Exercise.
From the entries below, copy every line that holds the word "telematics".

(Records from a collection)
• • • • •

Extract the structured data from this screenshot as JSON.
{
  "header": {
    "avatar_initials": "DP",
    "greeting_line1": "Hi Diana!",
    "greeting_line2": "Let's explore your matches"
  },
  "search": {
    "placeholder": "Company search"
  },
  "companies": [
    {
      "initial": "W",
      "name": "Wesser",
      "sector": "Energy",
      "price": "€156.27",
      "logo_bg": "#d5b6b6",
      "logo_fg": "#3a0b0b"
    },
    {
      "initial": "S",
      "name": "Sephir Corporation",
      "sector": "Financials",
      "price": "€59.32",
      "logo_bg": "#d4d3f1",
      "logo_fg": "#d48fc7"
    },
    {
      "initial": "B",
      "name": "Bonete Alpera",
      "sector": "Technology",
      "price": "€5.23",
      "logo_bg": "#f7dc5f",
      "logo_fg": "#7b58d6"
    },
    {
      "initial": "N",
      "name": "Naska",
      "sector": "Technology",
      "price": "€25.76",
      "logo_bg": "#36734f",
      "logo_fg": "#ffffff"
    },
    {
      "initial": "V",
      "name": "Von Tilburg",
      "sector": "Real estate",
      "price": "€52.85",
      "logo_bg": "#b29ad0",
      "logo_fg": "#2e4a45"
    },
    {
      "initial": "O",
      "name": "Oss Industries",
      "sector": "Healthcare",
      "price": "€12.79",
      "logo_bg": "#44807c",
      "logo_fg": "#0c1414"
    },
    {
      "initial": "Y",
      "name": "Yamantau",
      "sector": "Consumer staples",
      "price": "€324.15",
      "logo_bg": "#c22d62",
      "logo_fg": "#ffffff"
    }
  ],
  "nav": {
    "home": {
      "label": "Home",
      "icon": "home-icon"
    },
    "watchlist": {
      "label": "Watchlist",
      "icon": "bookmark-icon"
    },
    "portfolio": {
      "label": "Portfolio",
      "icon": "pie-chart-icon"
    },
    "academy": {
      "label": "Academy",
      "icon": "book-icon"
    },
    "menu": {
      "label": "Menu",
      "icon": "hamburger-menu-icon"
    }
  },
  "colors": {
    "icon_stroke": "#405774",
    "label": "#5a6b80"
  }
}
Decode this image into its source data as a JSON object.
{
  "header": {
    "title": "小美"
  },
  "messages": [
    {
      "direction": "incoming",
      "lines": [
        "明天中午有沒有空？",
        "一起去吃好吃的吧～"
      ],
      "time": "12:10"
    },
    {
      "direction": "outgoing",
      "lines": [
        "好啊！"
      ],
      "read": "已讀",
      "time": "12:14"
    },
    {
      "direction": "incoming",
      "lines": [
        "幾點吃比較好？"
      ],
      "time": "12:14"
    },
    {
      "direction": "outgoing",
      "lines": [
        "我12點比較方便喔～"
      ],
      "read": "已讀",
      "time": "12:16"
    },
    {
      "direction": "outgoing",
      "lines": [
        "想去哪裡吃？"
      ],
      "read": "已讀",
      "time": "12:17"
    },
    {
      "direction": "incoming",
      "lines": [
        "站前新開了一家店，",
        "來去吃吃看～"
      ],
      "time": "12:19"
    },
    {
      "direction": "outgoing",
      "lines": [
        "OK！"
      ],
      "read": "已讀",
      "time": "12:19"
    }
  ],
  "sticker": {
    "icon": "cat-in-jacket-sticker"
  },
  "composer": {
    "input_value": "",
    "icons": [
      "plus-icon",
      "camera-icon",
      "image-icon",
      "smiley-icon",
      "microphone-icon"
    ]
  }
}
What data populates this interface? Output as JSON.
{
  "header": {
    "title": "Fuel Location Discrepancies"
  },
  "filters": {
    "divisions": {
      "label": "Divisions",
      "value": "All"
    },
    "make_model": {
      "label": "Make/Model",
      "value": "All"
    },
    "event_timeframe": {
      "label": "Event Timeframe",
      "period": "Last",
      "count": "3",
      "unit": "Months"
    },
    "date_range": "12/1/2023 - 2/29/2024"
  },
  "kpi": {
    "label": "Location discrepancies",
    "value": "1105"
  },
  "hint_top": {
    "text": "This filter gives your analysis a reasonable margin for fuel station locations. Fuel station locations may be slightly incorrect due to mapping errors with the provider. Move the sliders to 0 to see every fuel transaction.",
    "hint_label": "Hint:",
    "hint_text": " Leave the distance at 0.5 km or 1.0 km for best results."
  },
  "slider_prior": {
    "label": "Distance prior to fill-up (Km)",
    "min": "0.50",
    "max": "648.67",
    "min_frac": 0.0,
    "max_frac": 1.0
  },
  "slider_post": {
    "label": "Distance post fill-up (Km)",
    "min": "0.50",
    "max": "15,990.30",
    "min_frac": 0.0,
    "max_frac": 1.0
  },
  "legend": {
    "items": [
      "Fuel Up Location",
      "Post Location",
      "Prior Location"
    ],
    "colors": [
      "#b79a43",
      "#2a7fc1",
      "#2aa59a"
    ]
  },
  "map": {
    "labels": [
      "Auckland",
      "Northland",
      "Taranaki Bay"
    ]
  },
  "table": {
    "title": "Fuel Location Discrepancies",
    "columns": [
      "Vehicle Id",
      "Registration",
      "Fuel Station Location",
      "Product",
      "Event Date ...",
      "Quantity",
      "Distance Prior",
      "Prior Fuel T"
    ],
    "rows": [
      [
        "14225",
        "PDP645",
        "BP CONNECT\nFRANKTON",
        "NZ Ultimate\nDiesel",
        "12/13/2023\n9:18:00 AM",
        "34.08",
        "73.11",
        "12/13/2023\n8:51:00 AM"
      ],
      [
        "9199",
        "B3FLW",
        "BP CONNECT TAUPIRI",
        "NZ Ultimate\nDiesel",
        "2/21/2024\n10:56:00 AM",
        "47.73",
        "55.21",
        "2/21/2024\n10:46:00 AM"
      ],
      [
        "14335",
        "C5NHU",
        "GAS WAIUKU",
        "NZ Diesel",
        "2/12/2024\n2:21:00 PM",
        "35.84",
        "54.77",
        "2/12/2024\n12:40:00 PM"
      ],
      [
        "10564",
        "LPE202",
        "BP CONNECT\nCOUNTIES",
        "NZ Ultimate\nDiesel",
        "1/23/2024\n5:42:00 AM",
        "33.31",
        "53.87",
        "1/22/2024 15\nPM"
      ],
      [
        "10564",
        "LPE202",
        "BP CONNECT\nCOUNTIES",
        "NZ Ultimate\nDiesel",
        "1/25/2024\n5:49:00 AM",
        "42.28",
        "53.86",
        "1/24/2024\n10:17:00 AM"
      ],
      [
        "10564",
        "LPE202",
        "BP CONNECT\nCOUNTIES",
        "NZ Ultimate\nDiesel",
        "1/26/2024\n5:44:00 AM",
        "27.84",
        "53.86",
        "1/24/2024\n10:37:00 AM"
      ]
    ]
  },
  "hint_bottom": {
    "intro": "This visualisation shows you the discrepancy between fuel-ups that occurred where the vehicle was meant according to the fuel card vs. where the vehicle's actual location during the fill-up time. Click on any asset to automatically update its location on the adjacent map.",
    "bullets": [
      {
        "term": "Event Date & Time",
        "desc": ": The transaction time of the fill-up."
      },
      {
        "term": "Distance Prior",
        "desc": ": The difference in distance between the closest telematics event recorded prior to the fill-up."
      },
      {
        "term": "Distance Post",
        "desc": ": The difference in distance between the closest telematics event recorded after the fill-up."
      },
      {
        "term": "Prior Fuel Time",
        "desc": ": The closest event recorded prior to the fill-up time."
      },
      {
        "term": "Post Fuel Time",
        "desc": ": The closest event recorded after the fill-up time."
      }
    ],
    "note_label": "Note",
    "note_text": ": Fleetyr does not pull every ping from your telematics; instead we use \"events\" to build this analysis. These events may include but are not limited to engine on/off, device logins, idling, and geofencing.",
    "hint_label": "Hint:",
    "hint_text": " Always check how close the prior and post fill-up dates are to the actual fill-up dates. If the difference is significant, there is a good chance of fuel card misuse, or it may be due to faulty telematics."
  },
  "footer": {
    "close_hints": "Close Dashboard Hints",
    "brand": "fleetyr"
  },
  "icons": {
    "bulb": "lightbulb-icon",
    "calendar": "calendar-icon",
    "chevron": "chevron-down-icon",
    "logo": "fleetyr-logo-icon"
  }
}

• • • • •

Solution.
        "desc": ": The difference in distance between the closest telematics event recorded prior to the fill-up."
        "desc": ": The difference in distance between the closest telematics event recorded after the fill-up."
    "note_text": ": Fleetyr does not pull every ping from your telematics; instead we use \"events\" to build this analysis. These events may include but are not limited to engine on/off, device logins, idling, and geofencing.",
    "hint_text": " Always check how close the prior and post fill-up dates are to the actual fill-up dates. If the difference is significant, there is a good chance of fuel card misuse, or it may be due to faulty telematics."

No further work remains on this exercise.